- Material shown:
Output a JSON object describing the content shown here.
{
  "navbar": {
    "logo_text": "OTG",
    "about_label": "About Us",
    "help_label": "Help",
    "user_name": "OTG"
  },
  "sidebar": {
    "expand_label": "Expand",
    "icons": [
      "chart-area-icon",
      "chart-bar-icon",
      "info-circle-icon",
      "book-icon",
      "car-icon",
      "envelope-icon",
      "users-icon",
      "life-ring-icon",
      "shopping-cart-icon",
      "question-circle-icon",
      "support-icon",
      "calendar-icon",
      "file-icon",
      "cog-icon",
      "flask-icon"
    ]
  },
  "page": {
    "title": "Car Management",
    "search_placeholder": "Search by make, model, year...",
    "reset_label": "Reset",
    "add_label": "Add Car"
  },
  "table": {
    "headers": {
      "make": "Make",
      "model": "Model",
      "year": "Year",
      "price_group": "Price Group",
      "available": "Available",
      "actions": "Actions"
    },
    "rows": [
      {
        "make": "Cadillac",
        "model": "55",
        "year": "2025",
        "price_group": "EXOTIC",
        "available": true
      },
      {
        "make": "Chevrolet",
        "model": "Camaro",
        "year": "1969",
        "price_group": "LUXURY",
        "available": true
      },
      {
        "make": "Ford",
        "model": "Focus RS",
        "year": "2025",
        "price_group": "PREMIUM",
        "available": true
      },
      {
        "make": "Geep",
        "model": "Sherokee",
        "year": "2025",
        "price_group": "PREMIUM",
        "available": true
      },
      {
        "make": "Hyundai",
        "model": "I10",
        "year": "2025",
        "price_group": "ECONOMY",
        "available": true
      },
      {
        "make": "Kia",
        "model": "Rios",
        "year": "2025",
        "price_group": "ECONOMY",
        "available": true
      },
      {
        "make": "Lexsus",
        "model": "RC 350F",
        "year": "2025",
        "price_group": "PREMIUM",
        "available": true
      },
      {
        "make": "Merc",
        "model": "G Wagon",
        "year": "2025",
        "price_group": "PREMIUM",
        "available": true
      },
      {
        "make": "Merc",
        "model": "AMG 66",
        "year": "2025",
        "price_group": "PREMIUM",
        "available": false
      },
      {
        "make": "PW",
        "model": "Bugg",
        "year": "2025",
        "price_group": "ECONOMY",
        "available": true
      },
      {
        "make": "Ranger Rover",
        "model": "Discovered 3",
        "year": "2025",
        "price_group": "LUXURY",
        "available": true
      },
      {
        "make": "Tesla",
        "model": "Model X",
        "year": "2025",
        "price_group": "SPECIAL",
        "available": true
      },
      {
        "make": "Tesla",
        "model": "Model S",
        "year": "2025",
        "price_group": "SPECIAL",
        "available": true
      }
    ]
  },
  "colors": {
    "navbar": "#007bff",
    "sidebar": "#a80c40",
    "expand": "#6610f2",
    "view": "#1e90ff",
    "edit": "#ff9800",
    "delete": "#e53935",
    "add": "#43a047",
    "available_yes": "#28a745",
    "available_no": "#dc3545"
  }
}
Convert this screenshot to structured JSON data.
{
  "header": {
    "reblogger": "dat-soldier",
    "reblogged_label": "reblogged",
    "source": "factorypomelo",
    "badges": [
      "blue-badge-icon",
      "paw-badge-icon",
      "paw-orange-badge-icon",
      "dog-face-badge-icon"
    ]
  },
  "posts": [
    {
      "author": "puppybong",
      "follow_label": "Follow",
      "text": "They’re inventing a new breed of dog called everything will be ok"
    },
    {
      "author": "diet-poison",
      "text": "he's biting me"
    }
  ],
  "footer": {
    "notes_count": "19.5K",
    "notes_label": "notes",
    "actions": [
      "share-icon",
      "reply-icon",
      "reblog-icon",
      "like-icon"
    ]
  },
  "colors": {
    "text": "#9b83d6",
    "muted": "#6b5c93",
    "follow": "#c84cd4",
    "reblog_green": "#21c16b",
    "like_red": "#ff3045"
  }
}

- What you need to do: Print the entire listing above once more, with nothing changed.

- Answer area:
Output a JSON object describing the content shown here.
{
  "navbar": {
    "logo_text": "OTG",
    "about_label": "About Us",
    "help_label": "Help",
    "user_name": "OTG"
  },
  "sidebar": {
    "expand_label": "Expand",
    "icons": [
      "chart-area-icon",
      "chart-bar-icon",
      "info-circle-icon",
      "book-icon",
      "car-icon",
      "envelope-icon",
      "users-icon",
      "life-ring-icon",
      "shopping-cart-icon",
      "question-circle-icon",
      "support-icon",
      "calendar-icon",
      "file-icon",
      "cog-icon",
      "flask-icon"
    ]
  },
  "page": {
    "title": "Car Management",
    "search_placeholder": "Search by make, model, year...",
    "reset_label": "Reset",
    "add_label": "Add Car"
  },
  "table": {
    "headers": {
      "make": "Make",
      "model": "Model",
      "year": "Year",
      "price_group": "Price Group",
      "available": "Available",
      "actions": "Actions"
    },
    "rows": [
      {
        "make": "Cadillac",
        "model": "55",
        "year": "2025",
        "price_group": "EXOTIC",
        "available": true
      },
      {
        "make": "Chevrolet",
        "model": "Camaro",
        "year": "1969",
        "price_group": "LUXURY",
        "available": true
      },
      {
        "make": "Ford",
        "model": "Focus RS",
        "year": "2025",
        "price_group": "PREMIUM",
        "available": true
      },
      {
        "make": "Geep",
        "model": "Sherokee",
        "year": "2025",
        "price_group": "PREMIUM",
        "available": true
      },
      {
        "make": "Hyundai",
        "model": "I10",
        "year": "2025",
        "price_group": "ECONOMY",
        "available": true
      },
      {
        "make": "Kia",
        "model": "Rios",
        "year": "2025",
        "price_group": "ECONOMY",
        "available": true
      },
      {
        "make": "Lexsus",
        "model": "RC 350F",
        "year": "2025",
        "price_group": "PREMIUM",
        "available": true
      },
      {
        "make": "Merc",
        "model": "G Wagon",
        "year": "2025",
        "price_group": "PREMIUM",
        "available": true
      },
      {
        "make": "Merc",
        "model": "AMG 66",
        "year": "2025",
        "price_group": "PREMIUM",
        "available": false
      },
      {
        "make": "PW",
        "model": "Bugg",
        "year": "2025",
        "price_group": "ECONOMY",
        "available": true
      },
      {
        "make": "Ranger Rover",
        "model": "Discovered 3",
        "year": "2025",
        "price_group": "LUXURY",
        "available": true
      },
      {
        "make": "Tesla",
        "model": "Model X",
        "year": "2025",
        "price_group": "SPECIAL",
        "available": true
      },
      {
        "make": "Tesla",
        "model": "Model S",
        "year": "2025",
        "price_group": "SPECIAL",
        "available": true
      }
    ]
  },
  "colors": {
    "navbar": "#007bff",
    "sidebar": "#a80c40",
    "expand": "#6610f2",
    "view": "#1e90ff",
    "edit": "#ff9800",
    "delete": "#e53935",
    "add": "#43a047",
    "available_yes": "#28a745",
    "available_no": "#dc3545"
  }
}
Convert this screenshot to structured JSON data.
{
  "header": {
    "reblogger": "dat-soldier",
    "reblogged_label": "reblogged",
    "source": "factorypomelo",
    "badges": [
      "blue-badge-icon",
      "paw-badge-icon",
      "paw-orange-badge-icon",
      "dog-face-badge-icon"
    ]
  },
  "posts": [
    {
      "author": "puppybong",
      "follow_label": "Follow",
      "text": "They’re inventing a new breed of dog called everything will be ok"
    },
    {
      "author": "diet-poison",
      "text": "he's biting me"
    }
  ],
  "footer": {
    "notes_count": "19.5K",
    "notes_label": "notes",
    "actions": [
      "share-icon",
      "reply-icon",
      "reblog-icon",
      "like-icon"
    ]
  },
  "colors": {
    "text": "#9b83d6",
    "muted": "#6b5c93",
    "follow": "#c84cd4",
    "reblog_green": "#21c16b",
    "like_red": "#ff3045"
  }
}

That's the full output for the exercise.